ABOUT THIS TASK. Below are some records. How many of their lines contain the string "data"? Answer with the number alone.

MATERIAL SHOWN section start

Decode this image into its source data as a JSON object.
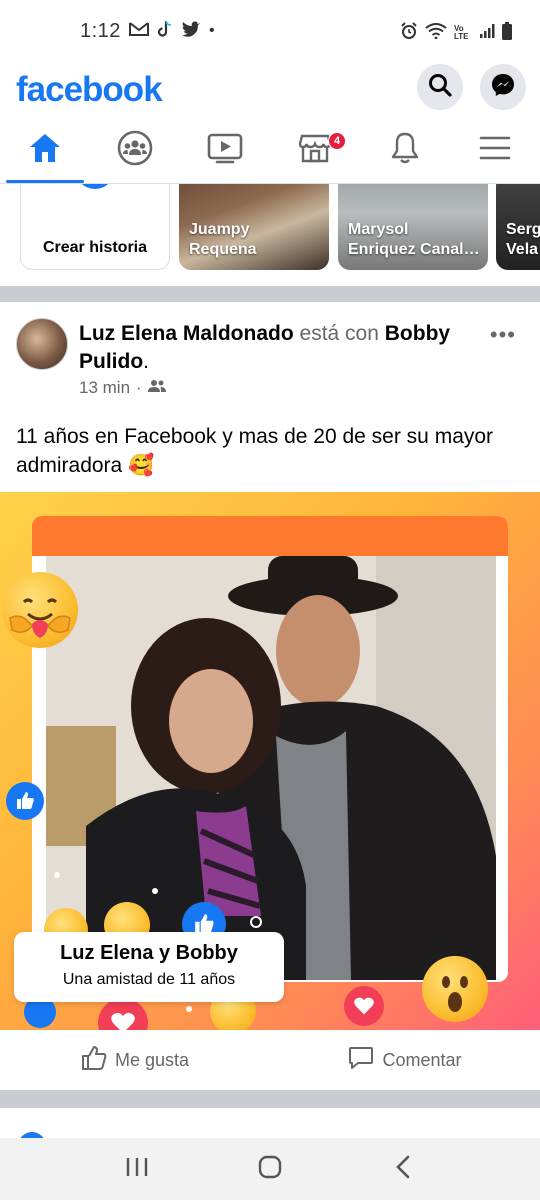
{
  "status_bar": {
    "time": "1:12",
    "left_icons": [
      "gmail-icon",
      "tiktok-icon",
      "twitter-icon",
      "dot-icon"
    ],
    "right_icons": [
      "alarm-icon",
      "wifi-icon",
      "volte-icon",
      "signal-icon",
      "battery-icon"
    ],
    "volte_text": "Vo LTE"
  },
  "header": {
    "logo": "facebook",
    "brand_color": "#1877f2"
  },
  "nav": {
    "tabs": [
      {
        "name": "home",
        "active": true
      },
      {
        "name": "groups",
        "active": false
      },
      {
        "name": "watch",
        "active": false
      },
      {
        "name": "marketplace",
        "active": false,
        "badge": "4"
      },
      {
        "name": "notifications",
        "active": false
      },
      {
        "name": "menu",
        "active": false
      }
    ]
  },
  "stories": [
    {
      "label": "Crear historia"
    },
    {
      "name": "Juampy\nRequena"
    },
    {
      "name": "Marysol\nEnriquez Canal…"
    },
    {
      "name": "Serg\nVela"
    }
  ],
  "post": {
    "author": "Luz Elena Maldonado",
    "with_text": "está con",
    "tagged": "Bobby Pulido",
    "period": ".",
    "time": "13 min",
    "separator": "·",
    "text": "11 años en Facebook y mas de 20 de ser su mayor admiradora 🥰",
    "card": {
      "title": "Luz Elena y Bobby",
      "subtitle": "Una amistad de 11 años"
    },
    "actions": {
      "like": "Me gusta",
      "comment": "Comentar"
    }
  }
}
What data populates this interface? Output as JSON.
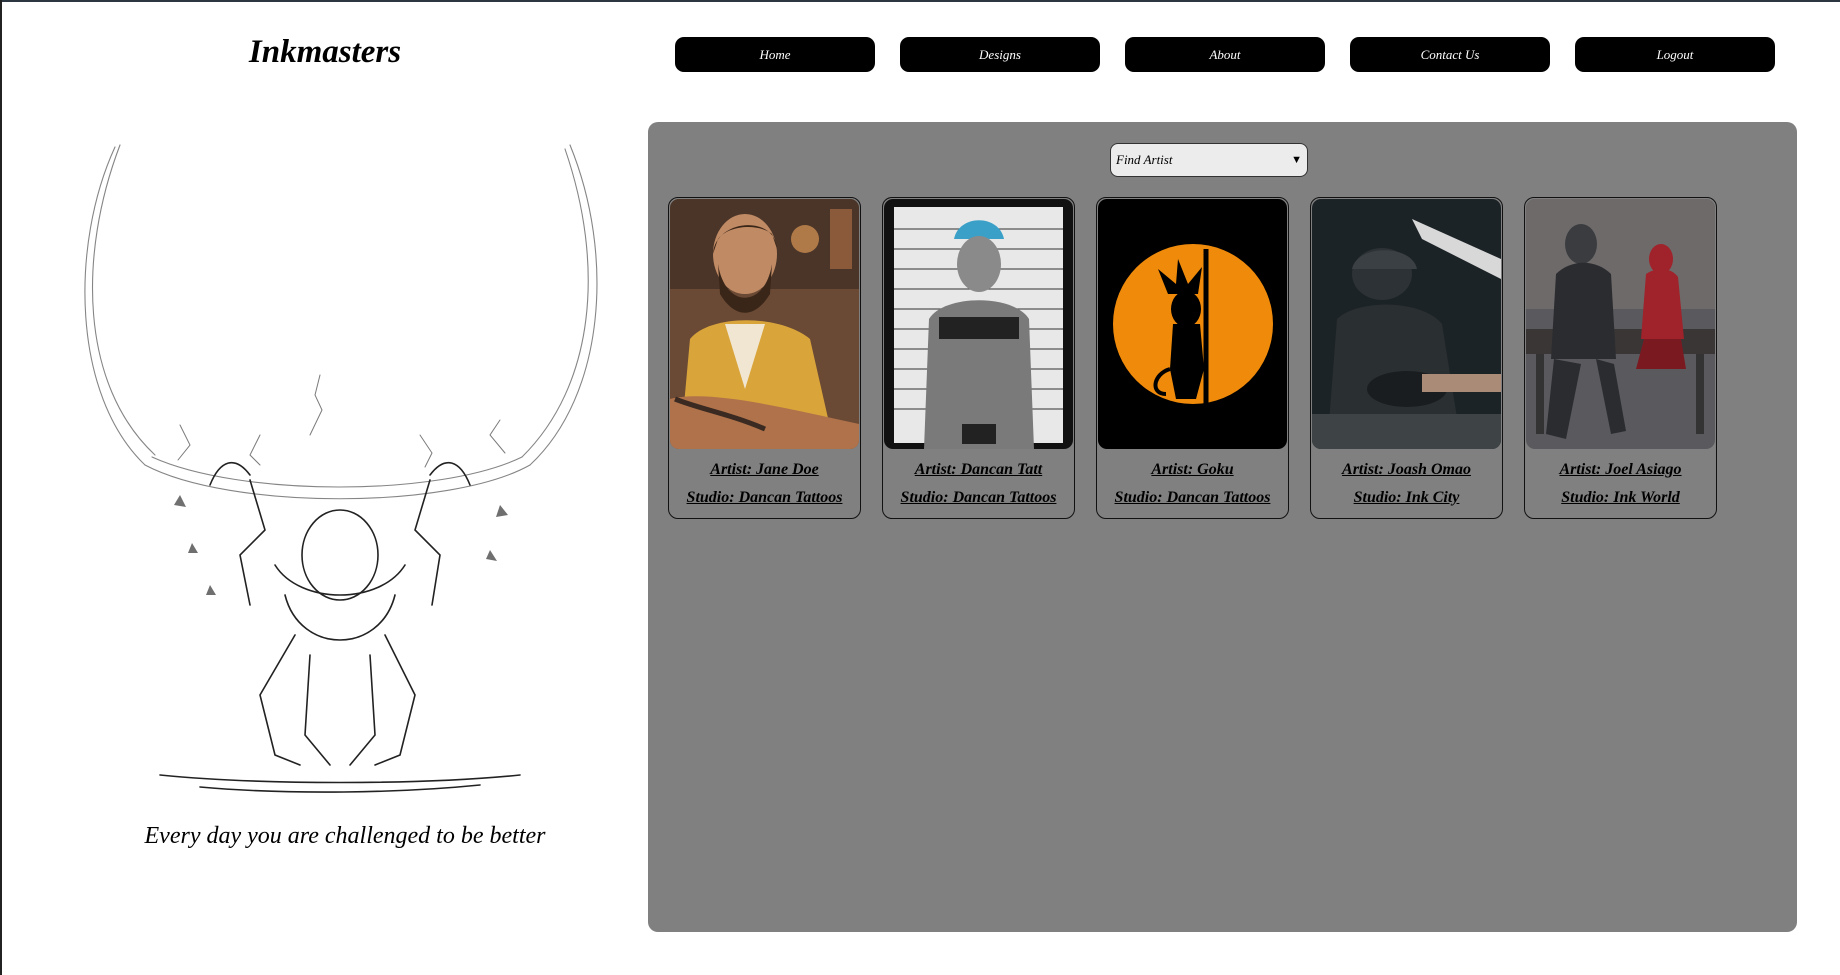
{
  "brand": {
    "name": "Inkmasters"
  },
  "nav": {
    "items": [
      {
        "label": "Home"
      },
      {
        "label": "Designs"
      },
      {
        "label": "About"
      },
      {
        "label": "Contact Us"
      },
      {
        "label": "Logout"
      }
    ]
  },
  "hero": {
    "image": "atlas-sketch-image",
    "tagline": "Every day you are challenged to be better"
  },
  "finder": {
    "selected": "Find Artist",
    "icon": "chevron-down-icon"
  },
  "artists": [
    {
      "name": "Artist: Jane Doe",
      "studio": "Studio: Dancan Tattoos",
      "photo": "tattooed-man-portrait"
    },
    {
      "name": "Artist: Dancan Tatt",
      "studio": "Studio: Dancan Tattoos",
      "photo": "mugshot-portrait"
    },
    {
      "name": "Artist: Goku",
      "studio": "Studio: Dancan Tattoos",
      "photo": "silhouette-orange-sun"
    },
    {
      "name": "Artist: Joash Omao",
      "studio": "Studio: Ink City",
      "photo": "tattoo-artist-working"
    },
    {
      "name": "Artist: Joel Asiago",
      "studio": "Studio: Ink World",
      "photo": "armored-characters-scene"
    }
  ],
  "colors": {
    "panel": "#808080",
    "nav_button": "#000000",
    "accent_orange": "#f08a0a"
  }
}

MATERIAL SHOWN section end

REPLY. 2